Extract all of the entries and set them down verbatim.

■ Input data ■
┌────────

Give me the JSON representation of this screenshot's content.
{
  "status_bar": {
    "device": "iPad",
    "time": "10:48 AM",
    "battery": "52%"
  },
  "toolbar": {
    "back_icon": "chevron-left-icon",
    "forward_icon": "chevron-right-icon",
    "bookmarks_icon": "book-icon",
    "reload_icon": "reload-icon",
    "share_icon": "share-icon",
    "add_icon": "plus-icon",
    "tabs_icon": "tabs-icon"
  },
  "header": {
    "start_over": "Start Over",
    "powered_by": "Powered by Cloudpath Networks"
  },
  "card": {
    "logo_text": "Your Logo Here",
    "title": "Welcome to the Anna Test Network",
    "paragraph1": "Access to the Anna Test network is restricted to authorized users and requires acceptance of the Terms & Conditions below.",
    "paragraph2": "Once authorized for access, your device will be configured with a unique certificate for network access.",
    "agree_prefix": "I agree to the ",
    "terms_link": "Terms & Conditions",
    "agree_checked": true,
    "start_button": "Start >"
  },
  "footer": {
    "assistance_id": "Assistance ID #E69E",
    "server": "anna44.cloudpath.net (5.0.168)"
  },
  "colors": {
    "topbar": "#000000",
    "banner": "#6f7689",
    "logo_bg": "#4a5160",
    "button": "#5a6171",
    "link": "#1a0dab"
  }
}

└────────

■ Expected answer ■
Give me the JSON representation of this screenshot's content.
{
  "status_bar": {
    "device": "iPad",
    "time": "10:48 AM",
    "battery": "52%"
  },
  "toolbar": {
    "back_icon": "chevron-left-icon",
    "forward_icon": "chevron-right-icon",
    "bookmarks_icon": "book-icon",
    "reload_icon": "reload-icon",
    "share_icon": "share-icon",
    "add_icon": "plus-icon",
    "tabs_icon": "tabs-icon"
  },
  "header": {
    "start_over": "Start Over",
    "powered_by": "Powered by Cloudpath Networks"
  },
  "card": {
    "logo_text": "Your Logo Here",
    "title": "Welcome to the Anna Test Network",
    "paragraph1": "Access to the Anna Test network is restricted to authorized users and requires acceptance of the Terms & Conditions below.",
    "paragraph2": "Once authorized for access, your device will be configured with a unique certificate for network access.",
    "agree_prefix": "I agree to the ",
    "terms_link": "Terms & Conditions",
    "agree_checked": true,
    "start_button": "Start >"
  },
  "footer": {
    "assistance_id": "Assistance ID #E69E",
    "server": "anna44.cloudpath.net (5.0.168)"
  },
  "colors": {
    "topbar": "#000000",
    "banner": "#6f7689",
    "logo_bg": "#4a5160",
    "button": "#5a6171",
    "link": "#1a0dab"
  }
}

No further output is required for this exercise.